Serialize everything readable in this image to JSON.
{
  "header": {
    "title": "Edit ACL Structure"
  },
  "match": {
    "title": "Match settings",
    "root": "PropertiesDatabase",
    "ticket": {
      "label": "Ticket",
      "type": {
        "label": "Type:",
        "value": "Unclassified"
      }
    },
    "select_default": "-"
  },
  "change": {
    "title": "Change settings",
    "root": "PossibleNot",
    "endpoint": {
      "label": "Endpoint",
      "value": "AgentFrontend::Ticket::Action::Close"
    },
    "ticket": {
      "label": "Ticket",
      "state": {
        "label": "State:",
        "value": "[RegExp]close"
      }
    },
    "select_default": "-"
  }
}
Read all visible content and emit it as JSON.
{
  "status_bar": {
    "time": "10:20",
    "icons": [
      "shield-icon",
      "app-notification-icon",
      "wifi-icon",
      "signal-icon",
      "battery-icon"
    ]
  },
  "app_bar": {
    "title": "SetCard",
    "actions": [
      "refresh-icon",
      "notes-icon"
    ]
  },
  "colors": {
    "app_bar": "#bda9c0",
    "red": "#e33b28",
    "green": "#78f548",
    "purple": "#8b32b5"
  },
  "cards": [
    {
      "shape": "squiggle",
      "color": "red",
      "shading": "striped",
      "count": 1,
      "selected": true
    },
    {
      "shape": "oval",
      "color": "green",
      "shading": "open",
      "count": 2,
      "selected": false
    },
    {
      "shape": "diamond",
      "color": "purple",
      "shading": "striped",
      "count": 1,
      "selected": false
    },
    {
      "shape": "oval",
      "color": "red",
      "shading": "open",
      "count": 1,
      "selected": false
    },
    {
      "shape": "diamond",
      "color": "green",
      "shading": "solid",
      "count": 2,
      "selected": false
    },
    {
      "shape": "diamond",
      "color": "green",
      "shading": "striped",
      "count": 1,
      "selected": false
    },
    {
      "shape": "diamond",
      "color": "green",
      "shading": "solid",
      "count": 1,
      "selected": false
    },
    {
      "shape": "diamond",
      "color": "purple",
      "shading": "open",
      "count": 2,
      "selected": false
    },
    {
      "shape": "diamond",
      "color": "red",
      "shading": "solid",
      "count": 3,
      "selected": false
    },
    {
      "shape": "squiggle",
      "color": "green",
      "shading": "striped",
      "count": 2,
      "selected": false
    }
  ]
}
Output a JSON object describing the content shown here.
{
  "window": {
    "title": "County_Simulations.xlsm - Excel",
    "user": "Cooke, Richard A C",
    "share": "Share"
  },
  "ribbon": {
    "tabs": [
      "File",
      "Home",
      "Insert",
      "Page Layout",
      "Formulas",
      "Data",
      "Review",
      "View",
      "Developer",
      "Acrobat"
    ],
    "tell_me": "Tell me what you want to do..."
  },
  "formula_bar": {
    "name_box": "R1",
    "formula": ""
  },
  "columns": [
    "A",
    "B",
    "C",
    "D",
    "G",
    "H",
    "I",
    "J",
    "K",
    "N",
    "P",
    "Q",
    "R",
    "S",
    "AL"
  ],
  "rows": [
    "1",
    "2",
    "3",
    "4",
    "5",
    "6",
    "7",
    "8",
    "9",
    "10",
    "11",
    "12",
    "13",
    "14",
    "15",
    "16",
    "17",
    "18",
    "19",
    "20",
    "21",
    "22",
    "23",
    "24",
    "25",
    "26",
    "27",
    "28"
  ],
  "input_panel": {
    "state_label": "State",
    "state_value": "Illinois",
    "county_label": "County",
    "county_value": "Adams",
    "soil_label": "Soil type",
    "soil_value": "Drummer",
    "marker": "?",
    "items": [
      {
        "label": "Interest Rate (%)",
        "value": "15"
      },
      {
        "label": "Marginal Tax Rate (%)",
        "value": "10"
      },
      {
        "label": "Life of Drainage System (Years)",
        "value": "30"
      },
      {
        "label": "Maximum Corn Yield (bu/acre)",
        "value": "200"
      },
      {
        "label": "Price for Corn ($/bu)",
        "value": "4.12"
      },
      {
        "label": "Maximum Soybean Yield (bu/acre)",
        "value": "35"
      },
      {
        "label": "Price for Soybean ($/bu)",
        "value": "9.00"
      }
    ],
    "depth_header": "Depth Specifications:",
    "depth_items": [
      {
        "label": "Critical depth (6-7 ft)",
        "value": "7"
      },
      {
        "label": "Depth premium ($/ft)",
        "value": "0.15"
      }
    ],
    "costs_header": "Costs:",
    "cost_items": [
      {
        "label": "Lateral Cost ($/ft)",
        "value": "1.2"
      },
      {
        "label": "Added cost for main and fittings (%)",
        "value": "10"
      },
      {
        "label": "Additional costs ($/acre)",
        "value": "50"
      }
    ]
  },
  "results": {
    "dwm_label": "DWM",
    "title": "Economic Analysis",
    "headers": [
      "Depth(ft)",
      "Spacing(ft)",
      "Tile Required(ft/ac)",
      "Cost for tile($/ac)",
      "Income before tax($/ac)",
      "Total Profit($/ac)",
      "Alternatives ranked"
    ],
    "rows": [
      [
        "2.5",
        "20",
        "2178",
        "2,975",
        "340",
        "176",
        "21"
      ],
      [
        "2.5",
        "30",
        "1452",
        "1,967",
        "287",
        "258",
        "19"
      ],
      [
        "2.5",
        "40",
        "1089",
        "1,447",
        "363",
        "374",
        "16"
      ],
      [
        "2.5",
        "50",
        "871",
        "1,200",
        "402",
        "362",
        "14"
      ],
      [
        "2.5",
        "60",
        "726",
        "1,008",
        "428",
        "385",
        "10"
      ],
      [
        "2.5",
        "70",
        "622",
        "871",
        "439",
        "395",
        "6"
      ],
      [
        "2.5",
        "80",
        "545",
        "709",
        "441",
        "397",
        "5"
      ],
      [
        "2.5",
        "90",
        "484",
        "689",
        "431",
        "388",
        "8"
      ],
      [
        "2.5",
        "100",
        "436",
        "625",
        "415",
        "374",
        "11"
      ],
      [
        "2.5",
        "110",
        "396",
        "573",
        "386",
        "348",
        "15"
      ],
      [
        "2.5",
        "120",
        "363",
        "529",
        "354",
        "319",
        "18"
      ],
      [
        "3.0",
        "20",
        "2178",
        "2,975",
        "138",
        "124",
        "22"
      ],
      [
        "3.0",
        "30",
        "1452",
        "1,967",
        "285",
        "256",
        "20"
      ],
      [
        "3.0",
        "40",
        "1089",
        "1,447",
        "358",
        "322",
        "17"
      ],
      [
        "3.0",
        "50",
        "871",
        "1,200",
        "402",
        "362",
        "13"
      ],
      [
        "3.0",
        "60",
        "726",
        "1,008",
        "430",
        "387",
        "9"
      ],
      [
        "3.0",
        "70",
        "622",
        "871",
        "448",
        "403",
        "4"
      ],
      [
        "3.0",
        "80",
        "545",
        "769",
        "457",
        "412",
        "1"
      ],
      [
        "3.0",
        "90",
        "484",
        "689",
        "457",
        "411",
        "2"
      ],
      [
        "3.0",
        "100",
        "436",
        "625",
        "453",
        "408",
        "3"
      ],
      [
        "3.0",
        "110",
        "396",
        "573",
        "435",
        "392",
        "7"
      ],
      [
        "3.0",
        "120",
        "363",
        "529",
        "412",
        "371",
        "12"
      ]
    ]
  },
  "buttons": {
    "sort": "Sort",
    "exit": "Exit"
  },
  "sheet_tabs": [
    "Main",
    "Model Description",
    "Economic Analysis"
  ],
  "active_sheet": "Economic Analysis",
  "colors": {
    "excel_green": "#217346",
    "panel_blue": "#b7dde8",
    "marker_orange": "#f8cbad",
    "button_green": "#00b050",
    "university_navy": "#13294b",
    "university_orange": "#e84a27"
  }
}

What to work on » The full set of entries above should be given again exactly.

Output »
Serialize everything readable in this image to JSON.
{
  "header": {
    "title": "Edit ACL Structure"
  },
  "match": {
    "title": "Match settings",
    "root": "PropertiesDatabase",
    "ticket": {
      "label": "Ticket",
      "type": {
        "label": "Type:",
        "value": "Unclassified"
      }
    },
    "select_default": "-"
  },
  "change": {
    "title": "Change settings",
    "root": "PossibleNot",
    "endpoint": {
      "label": "Endpoint",
      "value": "AgentFrontend::Ticket::Action::Close"
    },
    "ticket": {
      "label": "Ticket",
      "state": {
        "label": "State:",
        "value": "[RegExp]close"
      }
    },
    "select_default": "-"
  }
}
Read all visible content and emit it as JSON.
{
  "status_bar": {
    "time": "10:20",
    "icons": [
      "shield-icon",
      "app-notification-icon",
      "wifi-icon",
      "signal-icon",
      "battery-icon"
    ]
  },
  "app_bar": {
    "title": "SetCard",
    "actions": [
      "refresh-icon",
      "notes-icon"
    ]
  },
  "colors": {
    "app_bar": "#bda9c0",
    "red": "#e33b28",
    "green": "#78f548",
    "purple": "#8b32b5"
  },
  "cards": [
    {
      "shape": "squiggle",
      "color": "red",
      "shading": "striped",
      "count": 1,
      "selected": true
    },
    {
      "shape": "oval",
      "color": "green",
      "shading": "open",
      "count": 2,
      "selected": false
    },
    {
      "shape": "diamond",
      "color": "purple",
      "shading": "striped",
      "count": 1,
      "selected": false
    },
    {
      "shape": "oval",
      "color": "red",
      "shading": "open",
      "count": 1,
      "selected": false
    },
    {
      "shape": "diamond",
      "color": "green",
      "shading": "solid",
      "count": 2,
      "selected": false
    },
    {
      "shape": "diamond",
      "color": "green",
      "shading": "striped",
      "count": 1,
      "selected": false
    },
    {
      "shape": "diamond",
      "color": "green",
      "shading": "solid",
      "count": 1,
      "selected": false
    },
    {
      "shape": "diamond",
      "color": "purple",
      "shading": "open",
      "count": 2,
      "selected": false
    },
    {
      "shape": "diamond",
      "color": "red",
      "shading": "solid",
      "count": 3,
      "selected": false
    },
    {
      "shape": "squiggle",
      "color": "green",
      "shading": "striped",
      "count": 2,
      "selected": false
    }
  ]
}
Output a JSON object describing the content shown here.
{
  "window": {
    "title": "County_Simulations.xlsm - Excel",
    "user": "Cooke, Richard A C",
    "share": "Share"
  },
  "ribbon": {
    "tabs": [
      "File",
      "Home",
      "Insert",
      "Page Layout",
      "Formulas",
      "Data",
      "Review",
      "View",
      "Developer",
      "Acrobat"
    ],
    "tell_me": "Tell me what you want to do..."
  },
  "formula_bar": {
    "name_box": "R1",
    "formula": ""
  },
  "columns": [
    "A",
    "B",
    "C",
    "D",
    "G",
    "H",
    "I",
    "J",
    "K",
    "N",
    "P",
    "Q",
    "R",
    "S",
    "AL"
  ],
  "rows": [
    "1",
    "2",
    "3",
    "4",
    "5",
    "6",
    "7",
    "8",
    "9",
    "10",
    "11",
    "12",
    "13",
    "14",
    "15",
    "16",
    "17",
    "18",
    "19",
    "20",
    "21",
    "22",
    "23",
    "24",
    "25",
    "26",
    "27",
    "28"
  ],
  "input_panel": {
    "state_label": "State",
    "state_value": "Illinois",
    "county_label": "County",
    "county_value": "Adams",
    "soil_label": "Soil type",
    "soil_value": "Drummer",
    "marker": "?",
    "items": [
      {
        "label": "Interest Rate (%)",
        "value": "15"
      },
      {
        "label": "Marginal Tax Rate (%)",
        "value": "10"
      },
      {
        "label": "Life of Drainage System (Years)",
        "value": "30"
      },
      {
        "label": "Maximum Corn Yield (bu/acre)",
        "value": "200"
      },
      {
        "label": "Price for Corn ($/bu)",
        "value": "4.12"
      },
      {
        "label": "Maximum Soybean Yield (bu/acre)",
        "value": "35"
      },
      {
        "label": "Price for Soybean ($/bu)",
        "value": "9.00"
      }
    ],
    "depth_header": "Depth Specifications:",
    "depth_items": [
      {
        "label": "Critical depth (6-7 ft)",
        "value": "7"
      },
      {
        "label": "Depth premium ($/ft)",
        "value": "0.15"
      }
    ],
    "costs_header": "Costs:",
    "cost_items": [
      {
        "label": "Lateral Cost ($/ft)",
        "value": "1.2"
      },
      {
        "label": "Added cost for main and fittings (%)",
        "value": "10"
      },
      {
        "label": "Additional costs ($/acre)",
        "value": "50"
      }
    ]
  },
  "results": {
    "dwm_label": "DWM",
    "title": "Economic Analysis",
    "headers": [
      "Depth(ft)",
      "Spacing(ft)",
      "Tile Required(ft/ac)",
      "Cost for tile($/ac)",
      "Income before tax($/ac)",
      "Total Profit($/ac)",
      "Alternatives ranked"
    ],
    "rows": [
      [
        "2.5",
        "20",
        "2178",
        "2,975",
        "340",
        "176",
        "21"
      ],
      [
        "2.5",
        "30",
        "1452",
        "1,967",
        "287",
        "258",
        "19"
      ],
      [
        "2.5",
        "40",
        "1089",
        "1,447",
        "363",
        "374",
        "16"
      ],
      [
        "2.5",
        "50",
        "871",
        "1,200",
        "402",
        "362",
        "14"
      ],
      [
        "2.5",
        "60",
        "726",
        "1,008",
        "428",
        "385",
        "10"
      ],
      [
        "2.5",
        "70",
        "622",
        "871",
        "439",
        "395",
        "6"
      ],
      [
        "2.5",
        "80",
        "545",
        "709",
        "441",
        "397",
        "5"
      ],
      [
        "2.5",
        "90",
        "484",
        "689",
        "431",
        "388",
        "8"
      ],
      [
        "2.5",
        "100",
        "436",
        "625",
        "415",
        "374",
        "11"
      ],
      [
        "2.5",
        "110",
        "396",
        "573",
        "386",
        "348",
        "15"
      ],
      [
        "2.5",
        "120",
        "363",
        "529",
        "354",
        "319",
        "18"
      ],
      [
        "3.0",
        "20",
        "2178",
        "2,975",
        "138",
        "124",
        "22"
      ],
      [
        "3.0",
        "30",
        "1452",
        "1,967",
        "285",
        "256",
        "20"
      ],
      [
        "3.0",
        "40",
        "1089",
        "1,447",
        "358",
        "322",
        "17"
      ],
      [
        "3.0",
        "50",
        "871",
        "1,200",
        "402",
        "362",
        "13"
      ],
      [
        "3.0",
        "60",
        "726",
        "1,008",
        "430",
        "387",
        "9"
      ],
      [
        "3.0",
        "70",
        "622",
        "871",
        "448",
        "403",
        "4"
      ],
      [
        "3.0",
        "80",
        "545",
        "769",
        "457",
        "412",
        "1"
      ],
      [
        "3.0",
        "90",
        "484",
        "689",
        "457",
        "411",
        "2"
      ],
      [
        "3.0",
        "100",
        "436",
        "625",
        "453",
        "408",
        "3"
      ],
      [
        "3.0",
        "110",
        "396",
        "573",
        "435",
        "392",
        "7"
      ],
      [
        "3.0",
        "120",
        "363",
        "529",
        "412",
        "371",
        "12"
      ]
    ]
  },
  "buttons": {
    "sort": "Sort",
    "exit": "Exit"
  },
  "sheet_tabs": [
    "Main",
    "Model Description",
    "Economic Analysis"
  ],
  "active_sheet": "Economic Analysis",
  "colors": {
    "excel_green": "#217346",
    "panel_blue": "#b7dde8",
    "marker_orange": "#f8cbad",
    "button_green": "#00b050",
    "university_navy": "#13294b",
    "university_orange": "#e84a27"
  }
}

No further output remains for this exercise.